-- Task to carry out --
Find every line in the records below that holds the word "screenshot", and copy it out.

Component data from apps and pages:
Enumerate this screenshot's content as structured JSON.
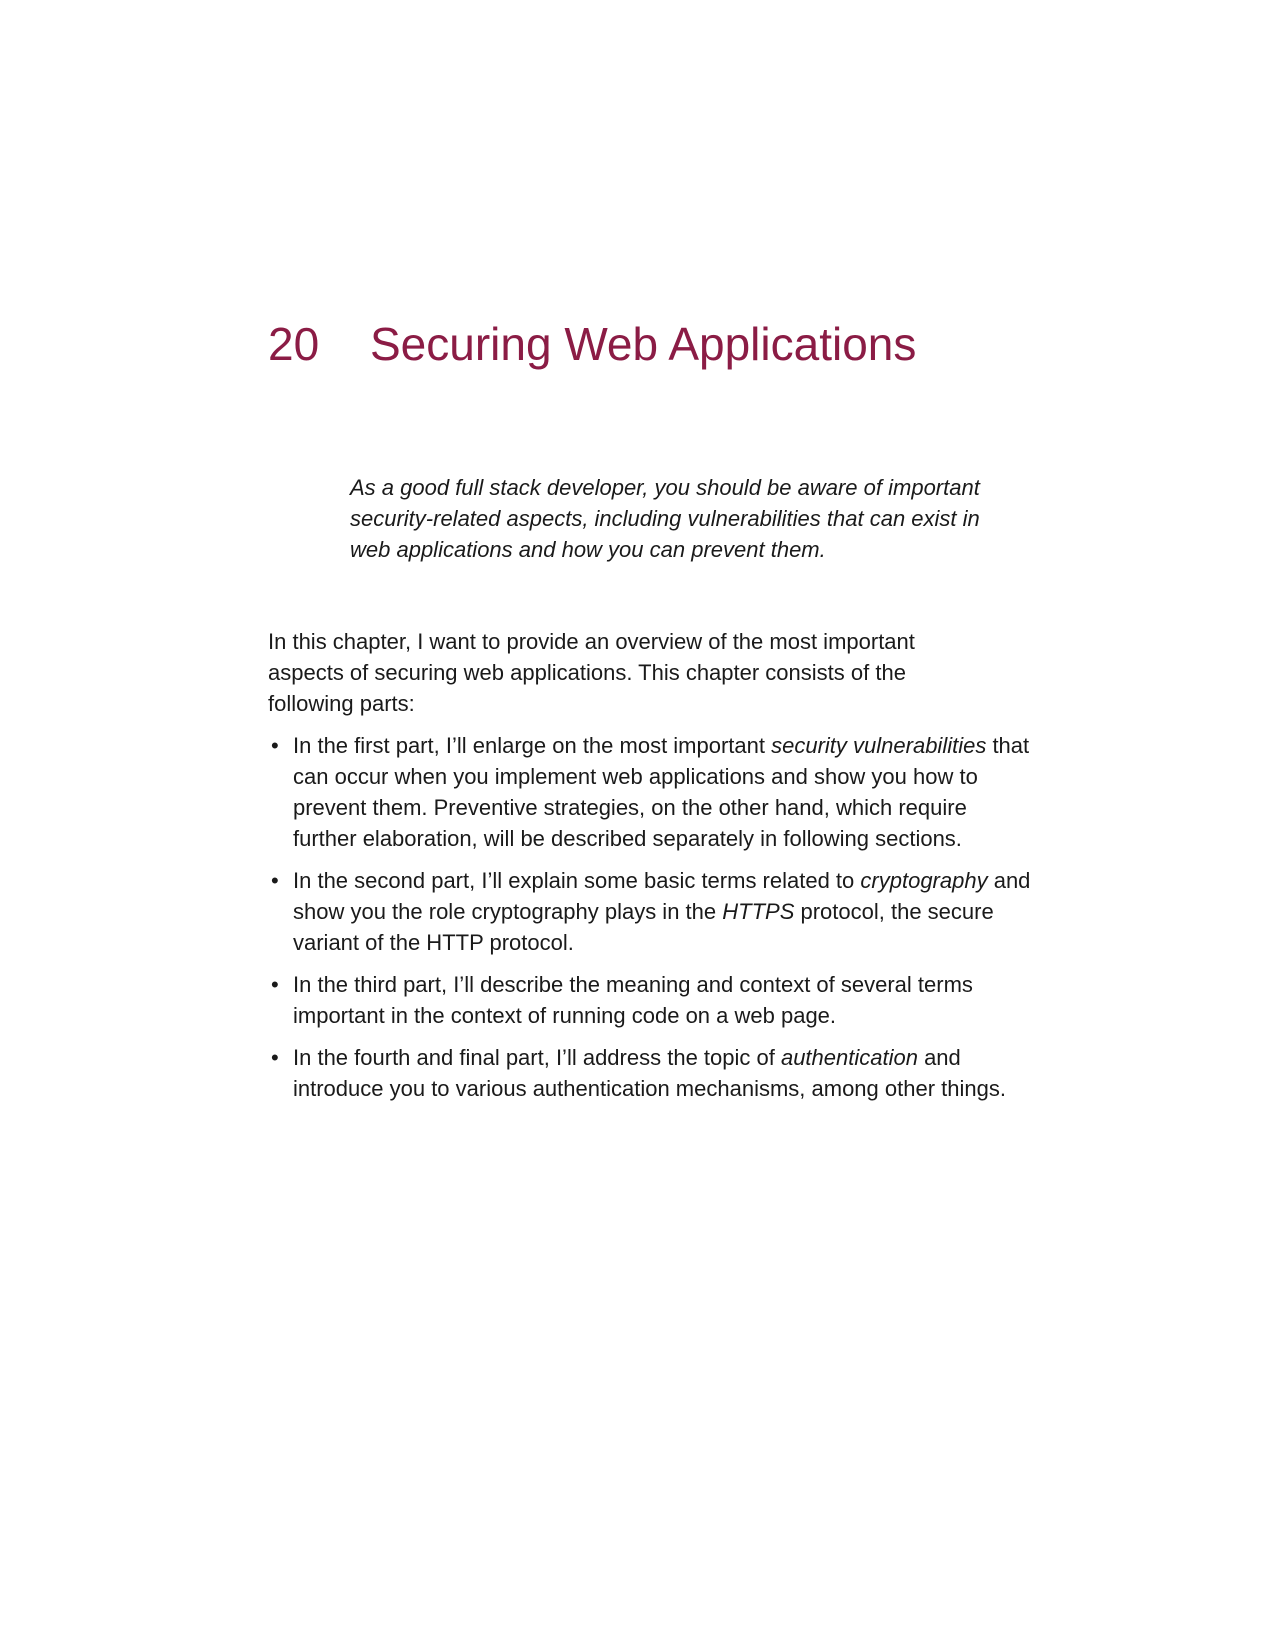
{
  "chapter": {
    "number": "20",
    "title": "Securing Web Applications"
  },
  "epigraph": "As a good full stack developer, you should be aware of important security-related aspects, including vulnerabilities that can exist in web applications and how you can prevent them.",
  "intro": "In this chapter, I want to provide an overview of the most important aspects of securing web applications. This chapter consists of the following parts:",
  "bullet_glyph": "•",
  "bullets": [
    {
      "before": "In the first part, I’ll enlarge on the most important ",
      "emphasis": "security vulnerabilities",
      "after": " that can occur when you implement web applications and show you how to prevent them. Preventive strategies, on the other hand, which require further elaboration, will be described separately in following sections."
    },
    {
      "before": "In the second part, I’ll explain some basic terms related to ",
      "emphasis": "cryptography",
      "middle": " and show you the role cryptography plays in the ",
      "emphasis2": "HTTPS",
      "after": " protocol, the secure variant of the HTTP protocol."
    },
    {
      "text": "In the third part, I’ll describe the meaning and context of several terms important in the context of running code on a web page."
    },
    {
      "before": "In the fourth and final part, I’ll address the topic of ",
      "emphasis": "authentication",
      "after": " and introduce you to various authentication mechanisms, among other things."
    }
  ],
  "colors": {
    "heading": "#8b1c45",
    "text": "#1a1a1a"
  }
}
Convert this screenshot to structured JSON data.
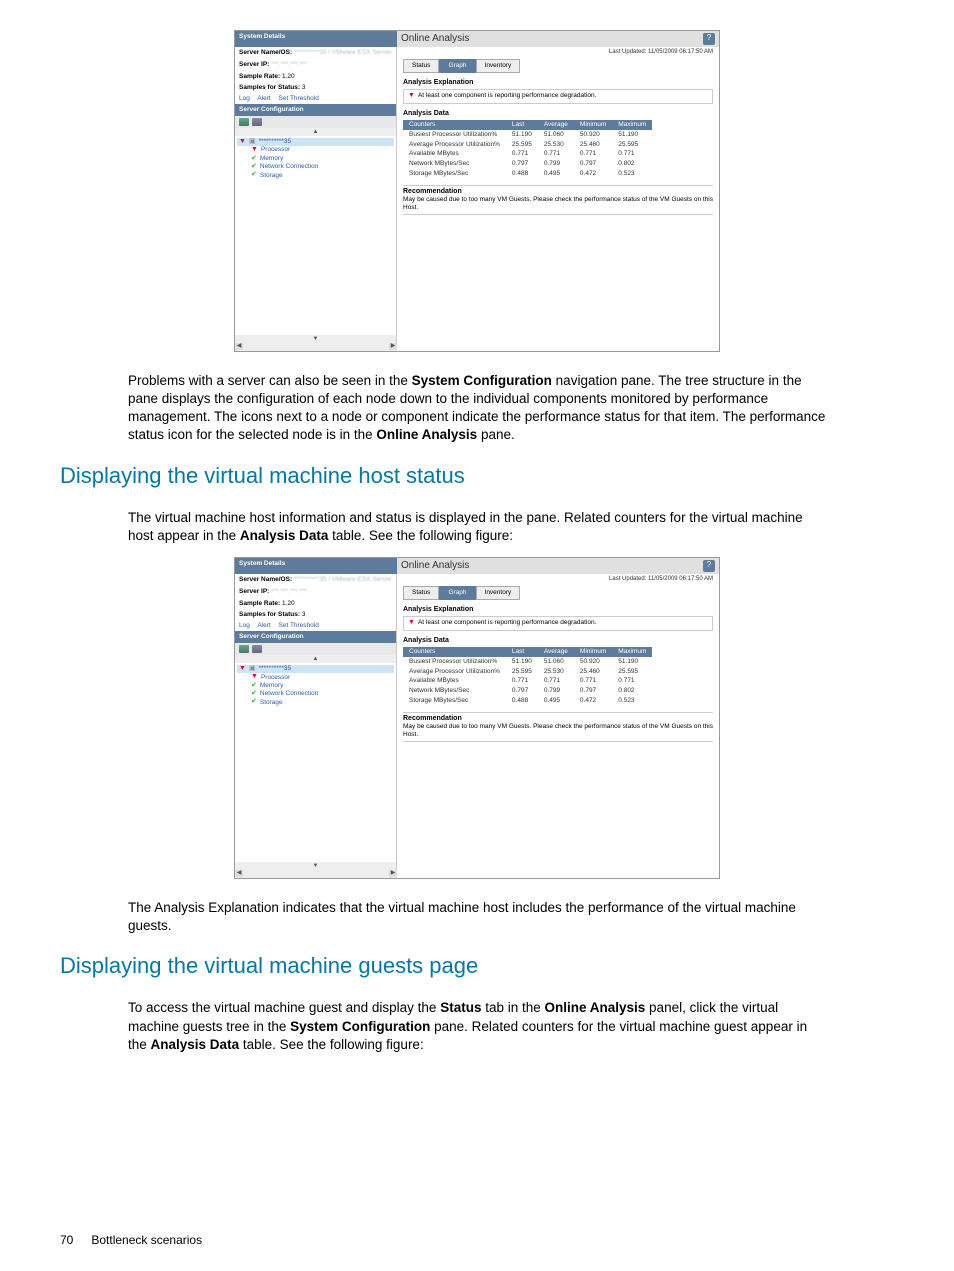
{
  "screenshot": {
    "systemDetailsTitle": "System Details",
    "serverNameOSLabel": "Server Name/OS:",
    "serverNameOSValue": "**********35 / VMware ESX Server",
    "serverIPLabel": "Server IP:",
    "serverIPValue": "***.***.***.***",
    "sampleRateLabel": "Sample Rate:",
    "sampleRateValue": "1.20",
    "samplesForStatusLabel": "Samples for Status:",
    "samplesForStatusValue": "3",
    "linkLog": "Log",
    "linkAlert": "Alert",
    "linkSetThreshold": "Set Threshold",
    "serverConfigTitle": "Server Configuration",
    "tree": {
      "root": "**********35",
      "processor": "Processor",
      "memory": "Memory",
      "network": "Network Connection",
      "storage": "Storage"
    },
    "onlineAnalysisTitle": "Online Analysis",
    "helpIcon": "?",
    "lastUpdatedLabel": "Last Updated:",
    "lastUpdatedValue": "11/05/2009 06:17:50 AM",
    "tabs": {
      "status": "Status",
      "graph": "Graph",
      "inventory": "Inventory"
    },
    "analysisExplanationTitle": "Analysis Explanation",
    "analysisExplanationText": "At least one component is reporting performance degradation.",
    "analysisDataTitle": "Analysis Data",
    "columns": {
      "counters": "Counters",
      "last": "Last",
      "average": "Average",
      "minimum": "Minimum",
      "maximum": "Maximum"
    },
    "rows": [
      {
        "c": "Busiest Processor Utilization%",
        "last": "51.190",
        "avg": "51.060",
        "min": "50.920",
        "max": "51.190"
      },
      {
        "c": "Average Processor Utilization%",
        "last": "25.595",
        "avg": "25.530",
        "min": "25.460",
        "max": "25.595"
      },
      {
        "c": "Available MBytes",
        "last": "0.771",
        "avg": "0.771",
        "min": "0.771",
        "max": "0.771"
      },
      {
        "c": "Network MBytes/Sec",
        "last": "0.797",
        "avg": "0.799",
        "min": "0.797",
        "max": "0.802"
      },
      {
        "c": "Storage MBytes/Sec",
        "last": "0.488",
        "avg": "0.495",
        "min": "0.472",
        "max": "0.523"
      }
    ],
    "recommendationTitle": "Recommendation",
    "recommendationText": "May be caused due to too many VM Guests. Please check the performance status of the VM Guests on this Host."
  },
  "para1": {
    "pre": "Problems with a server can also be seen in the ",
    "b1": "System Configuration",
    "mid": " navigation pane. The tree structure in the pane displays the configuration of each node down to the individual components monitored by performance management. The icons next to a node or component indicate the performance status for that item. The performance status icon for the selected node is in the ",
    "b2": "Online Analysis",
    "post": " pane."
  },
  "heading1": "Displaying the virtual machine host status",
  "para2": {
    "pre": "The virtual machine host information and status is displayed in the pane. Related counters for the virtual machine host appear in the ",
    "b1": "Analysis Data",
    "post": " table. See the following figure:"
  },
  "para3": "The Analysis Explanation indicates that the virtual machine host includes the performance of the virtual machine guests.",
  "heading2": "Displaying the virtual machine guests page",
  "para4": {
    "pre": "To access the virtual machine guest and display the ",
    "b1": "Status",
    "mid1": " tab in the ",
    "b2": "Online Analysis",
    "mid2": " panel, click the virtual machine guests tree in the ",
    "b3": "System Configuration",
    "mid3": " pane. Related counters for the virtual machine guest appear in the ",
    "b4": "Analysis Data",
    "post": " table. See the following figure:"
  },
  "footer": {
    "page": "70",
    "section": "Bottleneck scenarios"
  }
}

-- Worked solution --
Enumerate this screenshot's content as structured JSON.
Convert this screenshot to structured JSON data.
  "screenshot": {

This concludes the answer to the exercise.